My story: My mom inspired me to help others get screened

Patty Francis' mom was diagnosed with colon cancer in 2009 at age 64.

Her mother, a small business owner in Harrodsburg, Ky., she was uninsured and had never been screened because "she didn't want anyone paying for anything."

Eventually, she had a colonoscopy because symptoms led her to believe something was wrong. It was Stage III (nearly Stage IV, Patty says) colon cancer.

After many surgeries and help from the hospital that wrote off the costs, Patty's mom was cancer free.
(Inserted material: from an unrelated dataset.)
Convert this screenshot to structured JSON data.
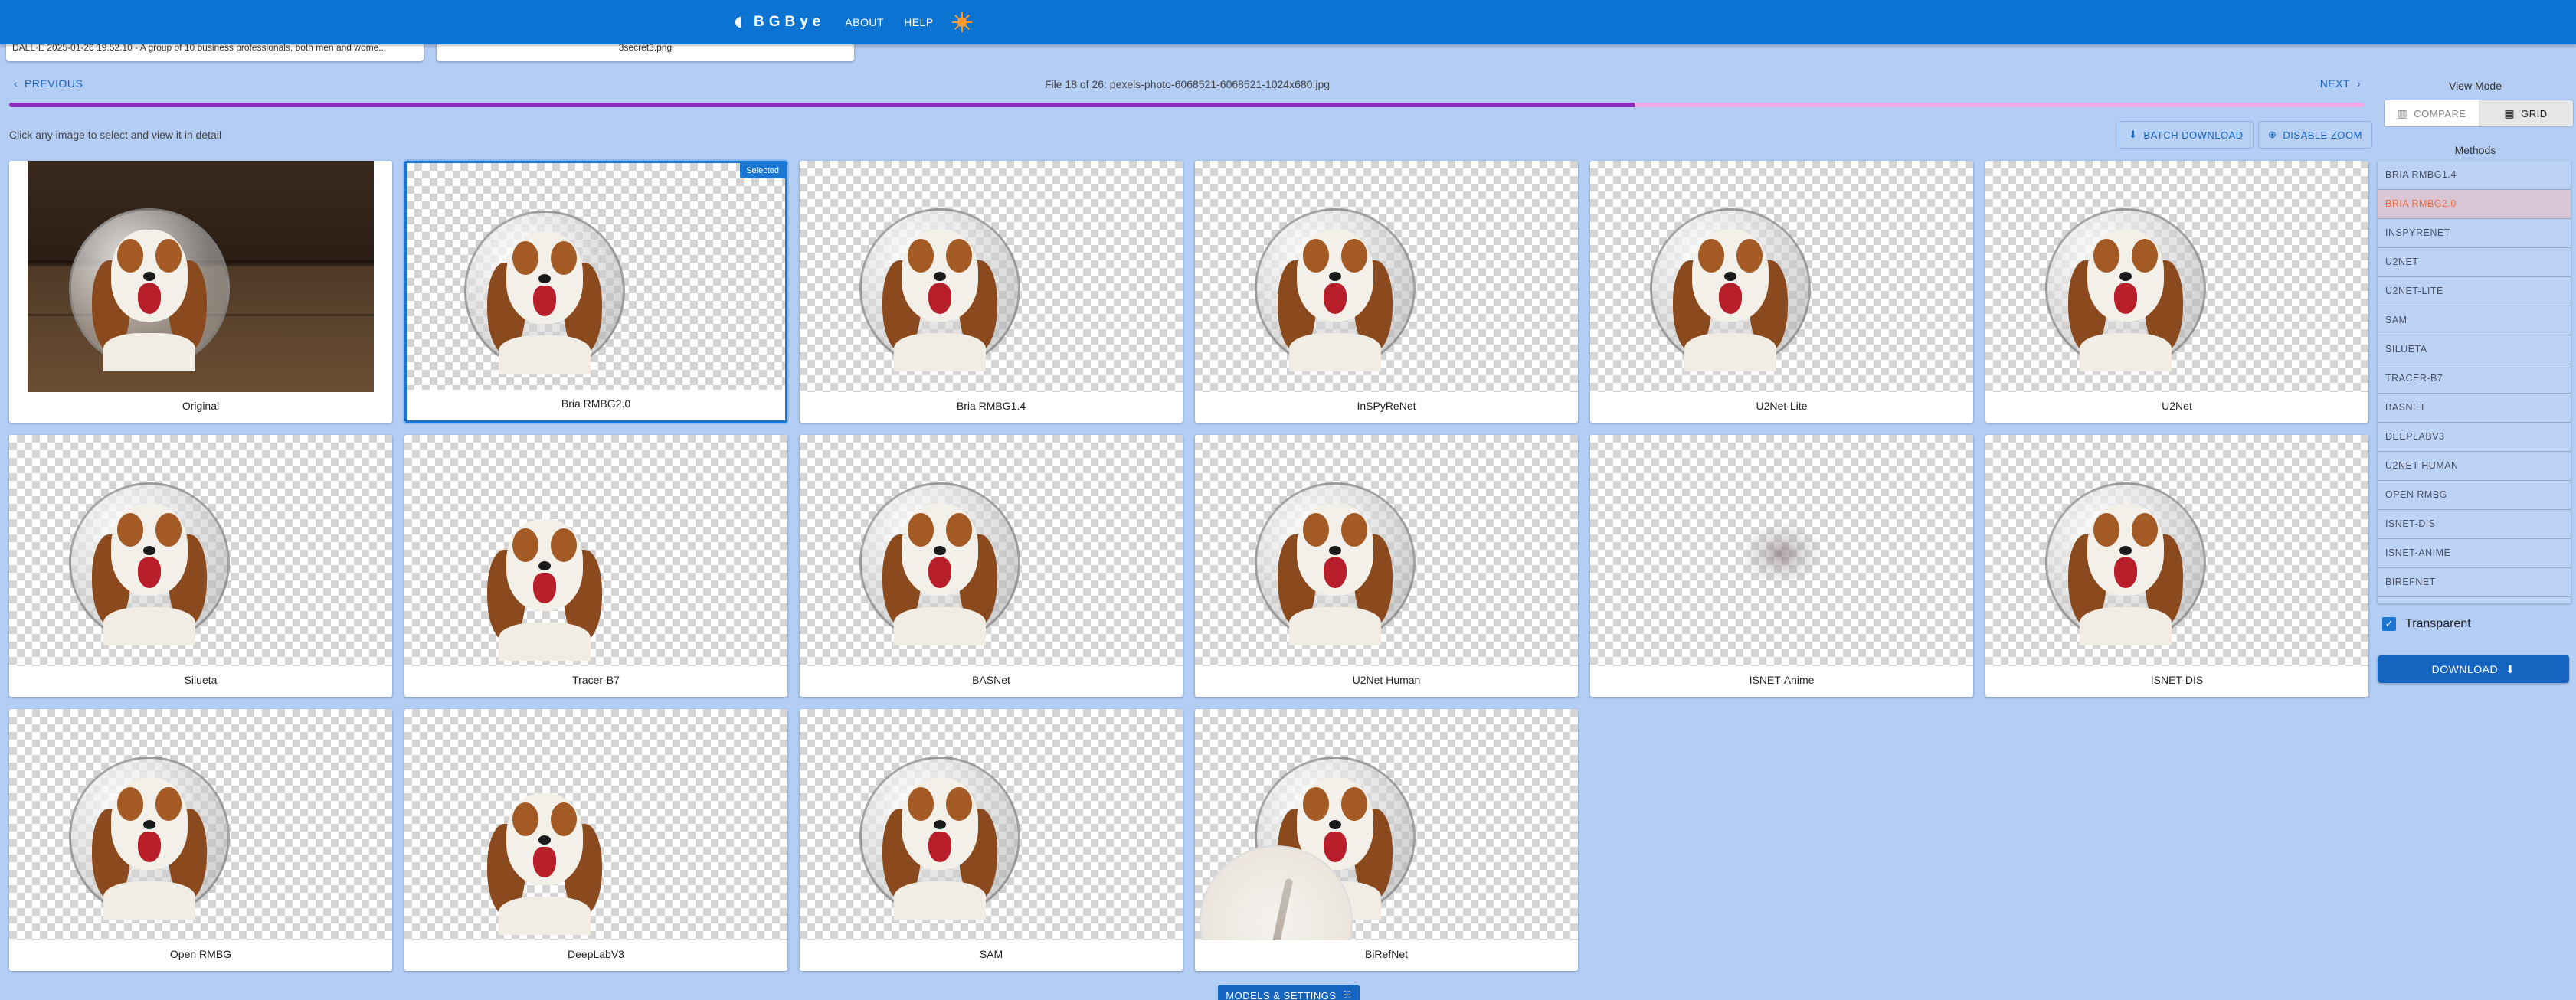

But it came back later, and in 2011 she passed away.

"We knew what we were going through was preventable," Patty said. "We knew no one should go through what she was going through."

Now, "I don't meet a person who I don't ask if they've been screened."
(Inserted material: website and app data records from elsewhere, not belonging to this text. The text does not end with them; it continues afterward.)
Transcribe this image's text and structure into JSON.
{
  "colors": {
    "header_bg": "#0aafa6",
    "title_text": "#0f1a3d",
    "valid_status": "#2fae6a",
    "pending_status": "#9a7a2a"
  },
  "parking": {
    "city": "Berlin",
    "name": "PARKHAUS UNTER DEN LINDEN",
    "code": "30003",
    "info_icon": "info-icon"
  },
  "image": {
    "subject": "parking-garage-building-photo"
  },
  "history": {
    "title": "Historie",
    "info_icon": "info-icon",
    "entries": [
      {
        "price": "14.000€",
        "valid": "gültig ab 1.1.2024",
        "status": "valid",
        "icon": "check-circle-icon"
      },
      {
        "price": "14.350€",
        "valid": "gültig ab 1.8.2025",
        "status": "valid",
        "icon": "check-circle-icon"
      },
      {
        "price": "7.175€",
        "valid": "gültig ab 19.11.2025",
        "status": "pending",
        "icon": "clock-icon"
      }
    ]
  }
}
Patty has become a volunteer for the Project, forming a 5K team and organizing a Dress in Blue awareness day at her office.


Patty Francis

My story: Through treatment, my mom was my angel

"Imagine having to tell your 48-year-old daughter that she has colon cancer.  That is exactly what my Mom, Shirley, had to do on January 26, 2009.  February 5, 2009 was my colon resection surgery followed by surgery for my chemotherapy port, months of chemotherapy and radiation, and multiple doctors visits. Through it all, she truly was my angel on earth.


"This part of my life's journey seemed like a very long road, but my Mom was with me every step of the way.  She did everything from holding my hand and wiping tears from my face to giving me the courage I needed to face and conquer colon cancer.  Some might say she was just being a "Mom," but she was so much more than that.  If I needed strength, that is what she gave.  When I hit a milestone in my battle, she was my cheerleader.  And, when I was having one of my many "pity parties," she listened while I released the anger of my "why me?" moments.

"Even almost three years after my last treatment, she continues to thank the healthcare personnel that were involved in my treatments.  When I have follow-up visits, I am always given sweet treats to take to the oncologist's office for the doctor, physician's assistant, and nurse that were my caretakers.  She even sends a card to my nurse, Lisa, for her birthday and every holiday throughout the year claiming that it is a small gesture for the care that Lisa gave to me.

"Words are not enough for me to express my thanks for everything she did and continues to do.  I love you Mom!"

---Ann Eisenmenger, Louisville, Ky.

You are here Stories Personal stories